|US7700056||10 Ago 2006||20 Abr 2010||American Sterilizer Company||Modular decontamination system|
|US7919059||27 Abr 2007||5 Abr 2011||American Sterilizer Company||Vaporized hydrogen peroxide decontamination system with concentration adjustment mode|
|US7993527 *||29 Dic 2006||9 Ago 2011||King Joseph A||Control system|
|US8007717||14 Ago 2007||30 Ago 2011||American Sterilizer Company||Method and apparatus for decontaminating a region without dehumidification|
|US20050014285 *||18 Jul 2003||20 Ene 2005||Miller David Jeffrey||Method for resupplying reagents in an automatic clinical analyzer|
|US20100176066 *||15 Jul 2010||Peragen Systems Inc.||Method of Improving Efficiency of UV Photolysis of Peracetic Acid for Disinfection and Organic Destruction|
|US20140342020 *||9 May 2012||20 Nov 2014||Dieter Forstmeier||System And Method Of Controlling Dosing Of A Disinfectant Into Water|
|EP2248769A2 *||26 Abr 2010||10 Nov 2010||Fibox Oy Ab||Purification method and purification device|
|WO2007124297A1 *||17 Abr 2007||1 Nov 2007||Contech Stormwater Solutions I||Stormwater treatment system with automated contaminant buildup detection|
|WO2011151157A1||16 May 2011||8 Dic 2011||Unilever Nv||A fortificant dispensing device|
|WO2012028778A1 *||26 Ago 2011||8 Mar 2012||Pac-Solution Oy||Method for purifying water|

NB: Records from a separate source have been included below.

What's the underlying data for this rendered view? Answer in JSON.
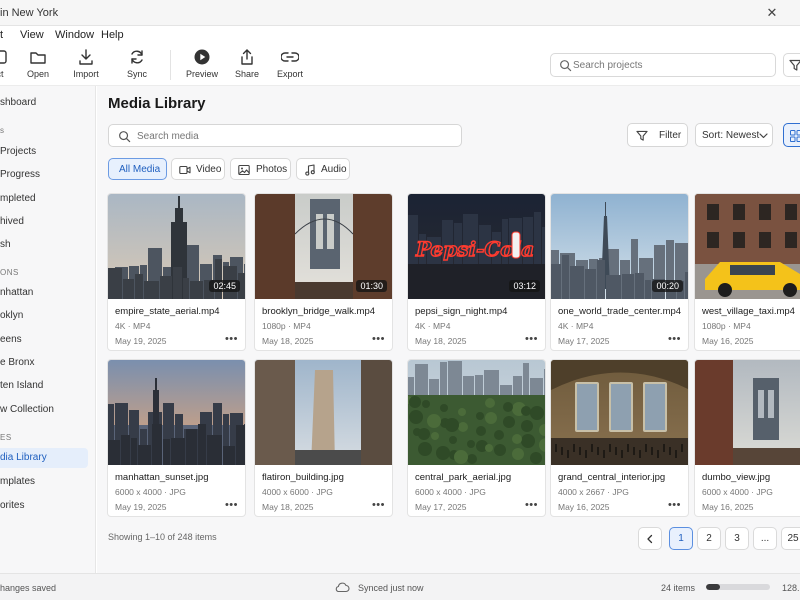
{
  "window": {
    "title": "in New York"
  },
  "menu": [
    "t",
    "View",
    "Window",
    "Help"
  ],
  "toolbar": {
    "buttons": [
      {
        "label": "ct",
        "icon": "new-project-icon"
      },
      {
        "label": "Open",
        "icon": "folder-icon"
      },
      {
        "label": "Import",
        "icon": "import-icon"
      },
      {
        "label": "Sync",
        "icon": "sync-icon"
      },
      {
        "label": "Preview",
        "icon": "play-icon"
      },
      {
        "label": "Share",
        "icon": "share-icon"
      },
      {
        "label": "Export",
        "icon": "export-icon"
      }
    ],
    "search_placeholder": "Search projects"
  },
  "sidebar": {
    "items": [
      {
        "label": "shboard",
        "active": false
      },
      {
        "label": "s",
        "active": false,
        "header": true
      },
      {
        "label": "Projects",
        "active": false
      },
      {
        "label": "Progress",
        "active": false
      },
      {
        "label": "mpleted",
        "active": false
      },
      {
        "label": "hived",
        "active": false
      },
      {
        "label": "sh",
        "active": false
      },
      {
        "label": "ONS",
        "active": false,
        "header": true
      },
      {
        "label": "nhattan",
        "active": false
      },
      {
        "label": "oklyn",
        "active": false
      },
      {
        "label": "eens",
        "active": false
      },
      {
        "label": "e Bronx",
        "active": false
      },
      {
        "label": "ten Island",
        "active": false
      },
      {
        "label": "w Collection",
        "active": false
      },
      {
        "label": "ES",
        "active": false,
        "header": true
      },
      {
        "label": "dia Library",
        "active": true
      },
      {
        "label": "mplates",
        "active": false
      },
      {
        "label": "orites",
        "active": false
      }
    ]
  },
  "main": {
    "title": "Media Library",
    "search_placeholder": "Search media",
    "filter_label": "Filter",
    "sort_label": "Sort: Newest",
    "chips": [
      {
        "label": "All Media",
        "icon": "",
        "active": true
      },
      {
        "label": "Video",
        "icon": "video-icon",
        "active": false
      },
      {
        "label": "Photos",
        "icon": "photo-icon",
        "active": false
      },
      {
        "label": "Audio",
        "icon": "music-icon",
        "active": false
      }
    ],
    "media": [
      {
        "name": "empire_state_aerial.mp4",
        "meta": "4K · MP4",
        "date": "May 19, 2025",
        "duration": "02:45",
        "scene": "empire"
      },
      {
        "name": "brooklyn_bridge_walk.mp4",
        "meta": "1080p · MP4",
        "date": "May 18, 2025",
        "duration": "01:30",
        "scene": "bridge"
      },
      {
        "name": "pepsi_sign_night.mp4",
        "meta": "4K · MP4",
        "date": "May 18, 2025",
        "duration": "03:12",
        "scene": "pepsi"
      },
      {
        "name": "one_world_trade_center.mp4",
        "meta": "4K · MP4",
        "date": "May 17, 2025",
        "duration": "00:20",
        "scene": "owtc"
      },
      {
        "name": "west_village_taxi.mp4",
        "meta": "1080p · MP4",
        "date": "May 16, 2025",
        "duration": "",
        "scene": "taxi"
      },
      {
        "name": "manhattan_sunset.jpg",
        "meta": "6000 x 4000 · JPG",
        "date": "May 19, 2025",
        "duration": "",
        "scene": "sunset"
      },
      {
        "name": "flatiron_building.jpg",
        "meta": "4000 x 6000 · JPG",
        "date": "May 18, 2025",
        "duration": "",
        "scene": "flatiron"
      },
      {
        "name": "central_park_aerial.jpg",
        "meta": "6000 x 4000 · JPG",
        "date": "May 17, 2025",
        "duration": "",
        "scene": "park"
      },
      {
        "name": "grand_central_interior.jpg",
        "meta": "4000 x 2667 · JPG",
        "date": "May 16, 2025",
        "duration": "",
        "scene": "grandcentral"
      },
      {
        "name": "dumbo_view.jpg",
        "meta": "6000 x 4000 · JPG",
        "date": "May 16, 2025",
        "duration": "",
        "scene": "dumbo"
      }
    ],
    "showing_text": "Showing 1–10 of 248 items",
    "pagination": [
      "1",
      "2",
      "3",
      "...",
      "25"
    ],
    "current_page": "1",
    "pepsi_sign_text": "Pepsi-Cola"
  },
  "status": {
    "left": "hanges saved",
    "synced": "Synced just now",
    "count": "24 items",
    "storage": "128.",
    "storage_fraction": 0.22
  },
  "colors": {
    "accent": "#2f6fd1",
    "sidebar_active_bg": "#e5eefb",
    "pepsi_neon": "#ff3b2f"
  }
}
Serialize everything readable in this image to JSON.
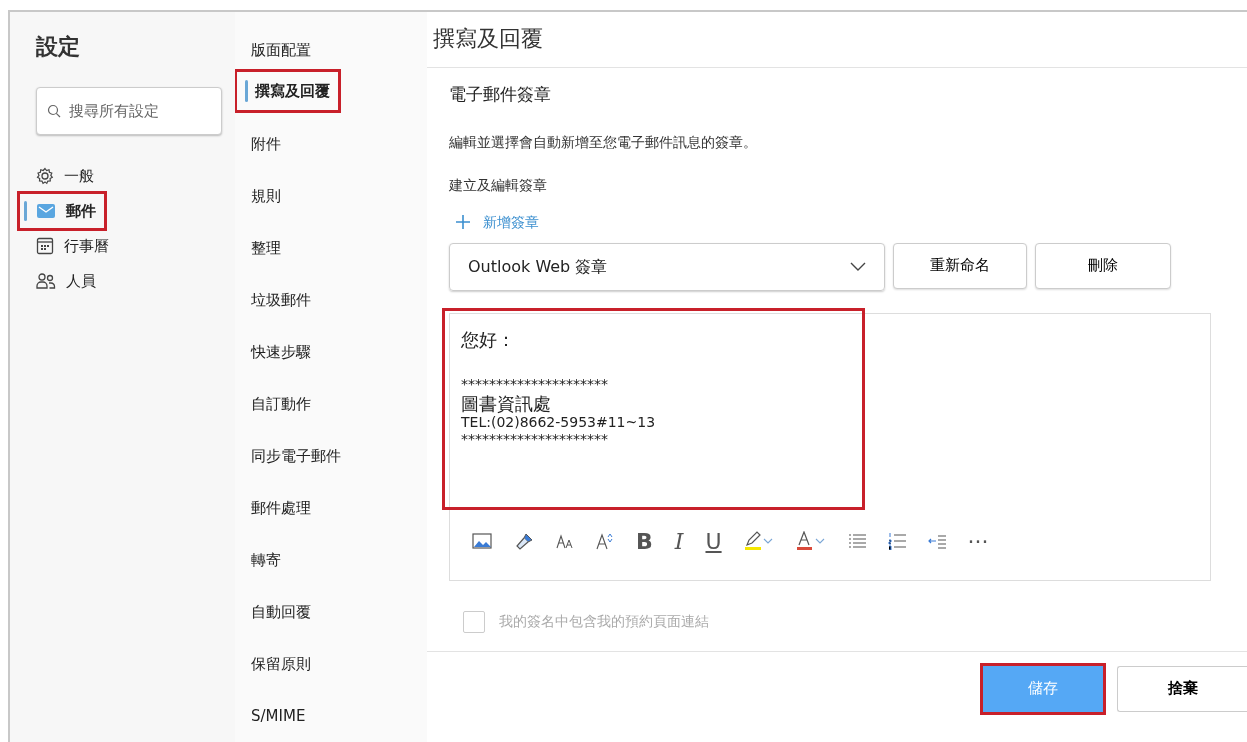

|WO2014085690A1 *||27 Nov 2013||5 Jun 2014||Pure Blue Tech Inc.||Device and method for reducing microbes in water used for industrial applications|
|Clasificación de EE.UU.||210/85, 210/109, 210/198.1, 210/96.1, 422/105, 210/87, 210/143|
|Clasificación internacional||C02F1/72, C02F1/76, C02F1/40, C02F1/00, C02F1/68, B01D17/12, C02F1/32|
|Clasificación cooperativa||C02F2103/001, C02F2201/009, C02F1/686, C02F2301/026, C02F1/40, C02F2301/024, C02F2209/40, C02F1/32, C02F2303/04, C02F2301/043, C02F1/722, C02F2209/29, C02F1/001, C02F1/008, C02F2209/006, C02F2209/11, C02F1/76, C02F2209/22, C02F2307/08, C02F2209/08, C02F2209/06, C02F2209/42, C02F2209/02, C02F2209/36, C02F2209/008, Y02W10/37|
|Clasificación europea||C02F1/72C, C02F1/76, C02F1/00T|
|26 Abr 2004||AS||Assignment|
Owner name: PURSTREAM TECHNOLOGIES, INC., CALIFORNIA
Free format text: ASSIGNMENT OF ASSIGNORS INTEREST;ASSIGNORS:BAUM, MARC M.;CHING, WENG KI;HOFFMANN, MICHAEL R.;REEL/FRAME:015265/0918
Effective date: 20040420
|19 Sep 2007||AS||Assignment|
Owner name: PURSTREAM IP ESCROW, LLC, CALIFORNIA
Free format text: ASSIGNMENT OF ASSIGNORS INTEREST;ASSIGNOR:PURSTREAM TECHNOLOGIES, INC.;REEL/FRAME:019851/0404
Effective date: 20070918